SUPPLIED MATERIAL:
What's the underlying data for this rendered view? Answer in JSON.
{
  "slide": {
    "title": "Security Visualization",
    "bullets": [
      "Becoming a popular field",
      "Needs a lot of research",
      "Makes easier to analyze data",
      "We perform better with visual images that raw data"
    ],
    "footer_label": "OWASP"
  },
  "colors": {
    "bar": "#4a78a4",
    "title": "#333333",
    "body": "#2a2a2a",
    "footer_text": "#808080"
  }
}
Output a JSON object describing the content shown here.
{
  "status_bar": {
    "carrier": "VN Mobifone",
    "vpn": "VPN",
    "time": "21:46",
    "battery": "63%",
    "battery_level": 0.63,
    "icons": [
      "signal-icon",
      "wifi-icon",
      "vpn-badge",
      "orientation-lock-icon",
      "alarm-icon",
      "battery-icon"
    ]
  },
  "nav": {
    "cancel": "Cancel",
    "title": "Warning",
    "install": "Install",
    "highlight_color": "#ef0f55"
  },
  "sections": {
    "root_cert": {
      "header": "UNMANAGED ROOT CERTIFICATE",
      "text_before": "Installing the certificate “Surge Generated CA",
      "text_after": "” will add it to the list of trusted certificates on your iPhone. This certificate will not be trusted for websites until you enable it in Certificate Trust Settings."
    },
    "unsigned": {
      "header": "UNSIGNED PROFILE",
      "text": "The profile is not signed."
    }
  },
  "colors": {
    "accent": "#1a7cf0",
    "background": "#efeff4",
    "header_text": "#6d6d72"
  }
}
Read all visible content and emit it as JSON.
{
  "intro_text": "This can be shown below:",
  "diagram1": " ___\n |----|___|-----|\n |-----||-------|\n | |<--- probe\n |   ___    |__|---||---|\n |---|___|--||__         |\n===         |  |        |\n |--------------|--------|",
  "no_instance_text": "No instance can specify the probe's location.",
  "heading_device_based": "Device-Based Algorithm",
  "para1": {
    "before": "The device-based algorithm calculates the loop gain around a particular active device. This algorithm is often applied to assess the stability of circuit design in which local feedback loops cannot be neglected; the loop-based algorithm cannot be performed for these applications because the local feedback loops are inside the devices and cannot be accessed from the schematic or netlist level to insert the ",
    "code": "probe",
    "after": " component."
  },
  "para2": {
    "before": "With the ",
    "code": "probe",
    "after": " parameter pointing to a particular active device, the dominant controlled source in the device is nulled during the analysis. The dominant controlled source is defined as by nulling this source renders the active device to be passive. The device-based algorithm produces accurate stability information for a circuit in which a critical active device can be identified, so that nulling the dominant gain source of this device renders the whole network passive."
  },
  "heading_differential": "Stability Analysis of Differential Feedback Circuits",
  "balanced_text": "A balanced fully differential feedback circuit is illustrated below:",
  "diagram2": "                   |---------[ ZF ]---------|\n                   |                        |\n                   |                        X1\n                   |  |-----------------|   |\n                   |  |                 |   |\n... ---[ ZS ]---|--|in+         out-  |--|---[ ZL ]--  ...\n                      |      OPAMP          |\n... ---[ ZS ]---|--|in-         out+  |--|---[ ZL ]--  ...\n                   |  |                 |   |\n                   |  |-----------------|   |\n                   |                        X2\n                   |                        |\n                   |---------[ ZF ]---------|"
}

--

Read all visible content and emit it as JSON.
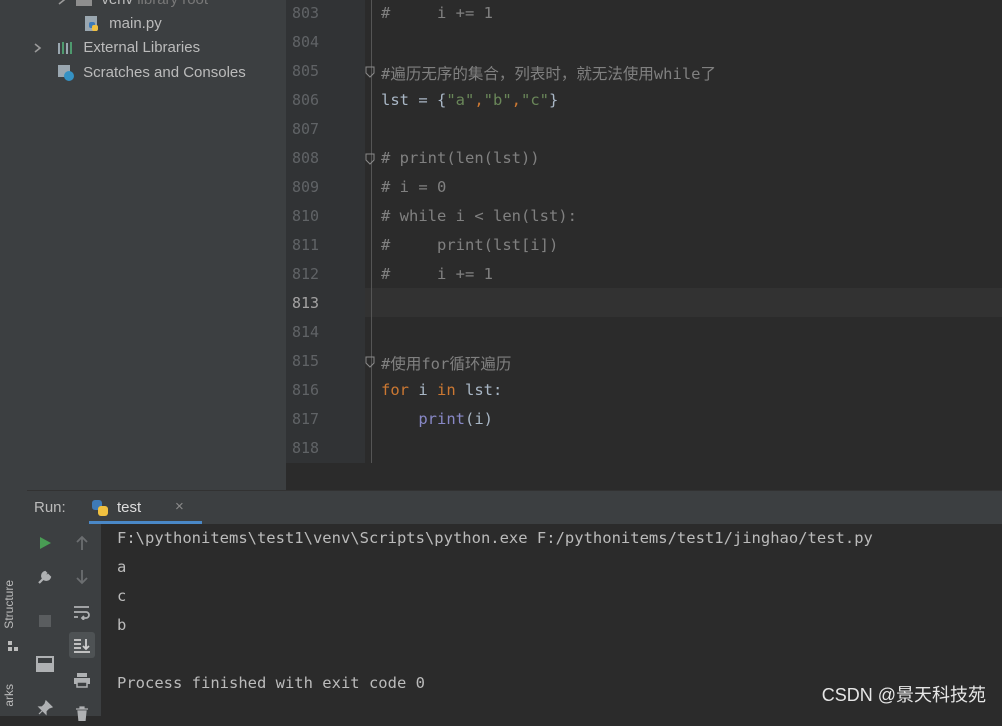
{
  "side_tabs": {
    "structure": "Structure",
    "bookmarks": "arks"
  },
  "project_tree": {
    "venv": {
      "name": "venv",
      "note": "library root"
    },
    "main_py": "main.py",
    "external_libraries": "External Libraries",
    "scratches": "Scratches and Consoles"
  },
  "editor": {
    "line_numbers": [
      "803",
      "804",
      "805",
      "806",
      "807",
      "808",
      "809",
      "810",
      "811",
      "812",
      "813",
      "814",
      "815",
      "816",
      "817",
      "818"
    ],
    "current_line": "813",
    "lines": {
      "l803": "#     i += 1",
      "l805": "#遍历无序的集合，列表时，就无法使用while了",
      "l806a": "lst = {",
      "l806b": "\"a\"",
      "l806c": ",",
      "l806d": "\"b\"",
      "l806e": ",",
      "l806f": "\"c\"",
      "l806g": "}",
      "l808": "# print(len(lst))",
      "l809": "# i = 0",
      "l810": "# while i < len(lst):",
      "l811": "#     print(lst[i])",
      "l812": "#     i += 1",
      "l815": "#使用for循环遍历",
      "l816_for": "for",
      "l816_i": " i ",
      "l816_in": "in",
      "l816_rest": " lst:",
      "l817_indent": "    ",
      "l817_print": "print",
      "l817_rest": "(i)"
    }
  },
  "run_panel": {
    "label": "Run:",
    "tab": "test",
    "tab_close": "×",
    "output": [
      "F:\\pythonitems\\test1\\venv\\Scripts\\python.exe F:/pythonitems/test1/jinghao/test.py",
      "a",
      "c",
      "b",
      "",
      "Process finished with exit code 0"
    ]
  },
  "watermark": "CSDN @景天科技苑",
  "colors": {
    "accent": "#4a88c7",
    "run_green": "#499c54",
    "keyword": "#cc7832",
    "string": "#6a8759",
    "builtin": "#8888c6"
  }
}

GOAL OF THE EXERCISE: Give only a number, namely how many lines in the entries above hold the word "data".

REPLY TO THE TASK: 3